Moore Stephens Urges Changes to UK Tonnage Tax

Posted by Eric Haun
Monday, March 10, 2014

International accountant and shipping adviser Moore Stephens has made representations to Her Majesty’s Revenue & Customs (HMRC) about changing the way in which the written-down values of vessels are calculated under the U.K. tonnage tax rules, which it considers are not realistic in terms of their interaction with the capital allowances regime.

Moore Stephens tax partner Sue Bill said, “Where a company exits tonnage tax other than on the expiry of an election, and still owns ships, unless a ship falls within the definition of a ‘long-life asset’, its cost for capital allowances purposes is written down broadly as if the company had claimed capital allowances at 25 percent on a reducing balance basis for each year that it owned the ship.

“The company’s ships are therefore likely to have relatively low tax written-down values which will bear no relation to the capital allowances that would have been claimed if the company had not been in tonnage tax for the relevant period. As a result, the company is likely to exit tonnage tax with large deferred tax liabilities. This will apply to companies that cease to satisfy such requirements for the tonnage tax regime as the strategic and commercial management tests.”

Moore Stephens considers that the tax written-down value should be calculated in a different way. Sue Bill explained, “Other possible methods are to write down the cost of the vessel to market value, or for the cost of the vessel to be depreciated on a time-apportionment basis, bearing in mind its expected economic life when new. Another possible but less beneficial option, although one which is likely to be more acceptable to HMRC, is to adjust the existing rules so that the cost is written down in line with the normal rates for plant and machinery capital allowances, which have reduced from 25 percent to 18 percent.”

moorestephens.com
 

Maritime Reporter June 2015 Digital Edition
FREE Maritime Reporter Subscription
Latest Maritime News    rss feeds

Finance

Buoys in Disputed Waters Roil South China Sea Dispute

Buoys stretched "as far as eye could see" - Philippine sailor. The Philippine navy recently found a large steel marker bearing Chinese inscriptions and hundreds

Navis N4 TOS Open in Liverpool Terminal

Peel Ports, owners and operators of the Port of Liverpool, has achieved a major milestone in its multi-million investment program to transform the port into Europe’s

AkzoNobel’s Carbon Credits Methodology Wins Award

AkzoNobel’s landmark carbon credits methodology for the shipping industry has won the Best Offsetting Project award in the 2015 Voluntary Carbon Market Rankings.

Consulting

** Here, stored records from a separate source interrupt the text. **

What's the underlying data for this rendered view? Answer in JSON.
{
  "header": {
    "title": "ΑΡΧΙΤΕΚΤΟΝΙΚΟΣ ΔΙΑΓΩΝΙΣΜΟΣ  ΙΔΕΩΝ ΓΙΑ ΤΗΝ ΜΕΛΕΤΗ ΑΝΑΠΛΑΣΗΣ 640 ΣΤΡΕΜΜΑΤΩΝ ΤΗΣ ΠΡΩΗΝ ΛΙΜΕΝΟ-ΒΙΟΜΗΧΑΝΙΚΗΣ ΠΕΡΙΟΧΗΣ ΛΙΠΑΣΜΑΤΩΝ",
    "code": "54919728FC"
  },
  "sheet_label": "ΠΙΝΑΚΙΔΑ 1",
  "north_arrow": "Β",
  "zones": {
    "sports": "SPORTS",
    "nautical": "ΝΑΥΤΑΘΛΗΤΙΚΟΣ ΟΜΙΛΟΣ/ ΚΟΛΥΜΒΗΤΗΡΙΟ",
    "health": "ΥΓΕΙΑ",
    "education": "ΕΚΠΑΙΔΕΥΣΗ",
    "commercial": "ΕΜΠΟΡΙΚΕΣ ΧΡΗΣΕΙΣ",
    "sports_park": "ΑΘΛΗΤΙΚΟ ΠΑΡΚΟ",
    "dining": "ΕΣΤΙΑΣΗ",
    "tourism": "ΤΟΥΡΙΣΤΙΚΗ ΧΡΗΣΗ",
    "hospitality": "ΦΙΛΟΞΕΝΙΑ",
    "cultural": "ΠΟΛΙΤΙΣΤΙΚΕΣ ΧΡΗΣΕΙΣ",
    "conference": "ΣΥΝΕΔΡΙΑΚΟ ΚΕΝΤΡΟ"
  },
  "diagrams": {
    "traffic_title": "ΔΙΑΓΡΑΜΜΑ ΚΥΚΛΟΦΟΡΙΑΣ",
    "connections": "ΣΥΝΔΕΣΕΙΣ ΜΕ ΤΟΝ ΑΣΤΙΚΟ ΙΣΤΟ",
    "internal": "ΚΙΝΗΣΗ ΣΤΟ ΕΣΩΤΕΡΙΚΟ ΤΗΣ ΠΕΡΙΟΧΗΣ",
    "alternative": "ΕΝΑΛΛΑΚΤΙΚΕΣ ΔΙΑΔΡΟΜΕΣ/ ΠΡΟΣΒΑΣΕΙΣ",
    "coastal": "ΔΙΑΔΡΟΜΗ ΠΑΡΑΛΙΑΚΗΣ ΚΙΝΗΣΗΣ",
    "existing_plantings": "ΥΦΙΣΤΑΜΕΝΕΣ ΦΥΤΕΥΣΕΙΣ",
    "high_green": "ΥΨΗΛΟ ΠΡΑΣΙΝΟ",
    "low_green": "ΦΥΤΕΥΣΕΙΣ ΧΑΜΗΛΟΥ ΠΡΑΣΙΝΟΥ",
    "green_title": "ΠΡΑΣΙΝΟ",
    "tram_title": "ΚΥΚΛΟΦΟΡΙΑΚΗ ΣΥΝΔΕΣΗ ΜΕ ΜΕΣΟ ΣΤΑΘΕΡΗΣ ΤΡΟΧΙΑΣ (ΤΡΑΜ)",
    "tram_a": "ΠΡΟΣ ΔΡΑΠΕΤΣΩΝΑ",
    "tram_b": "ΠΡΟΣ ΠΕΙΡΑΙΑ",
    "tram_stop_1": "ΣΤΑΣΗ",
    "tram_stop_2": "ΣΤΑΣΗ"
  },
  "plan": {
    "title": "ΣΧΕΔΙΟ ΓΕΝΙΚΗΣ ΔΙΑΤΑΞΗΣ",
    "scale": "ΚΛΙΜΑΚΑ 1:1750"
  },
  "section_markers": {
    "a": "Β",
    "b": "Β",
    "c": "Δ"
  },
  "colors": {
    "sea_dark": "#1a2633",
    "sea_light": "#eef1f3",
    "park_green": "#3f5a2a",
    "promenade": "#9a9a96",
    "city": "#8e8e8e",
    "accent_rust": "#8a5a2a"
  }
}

Indonesia Expects Total to Decide on Mahakam within days

French oil firm Total  will decide how much interest it will retain from 2018 in Indonesia's offshore Mahakam oil and gas block over the next two days, the

Research Vessel Heincke: Serving Science for 25 years

7 July 2015. A quarter of a century old, with over 900,000 kilometres (488,842 nautical miles) logged and still on the cutting edge of science and technology:

New Record Year in Dry Bulk Demolition Underway - BIMCO

The monthly average for the first six months in 2015 is 3.3m DWT. In 2014 the first half year averaged at 1.33m DWT per month.   April 2015 saw 5.36 million DWT being retired from active service,

 
 
Maritime Careers / Shipboard Positions Maritime Security Naval Architecture Navigation Offshore Oil Port Authority Salvage Ship Electronics Ship Repair Sonar
rss | archive | history | articles | privacy | contributors | top maritime news | about us | copyright | maritime magazines
maritime security news | shipbuilding news | maritime industry | shipping news | maritime reporting | workboats news | ship design | maritime business

Time taken: 0.1061 sec (9 req/sec)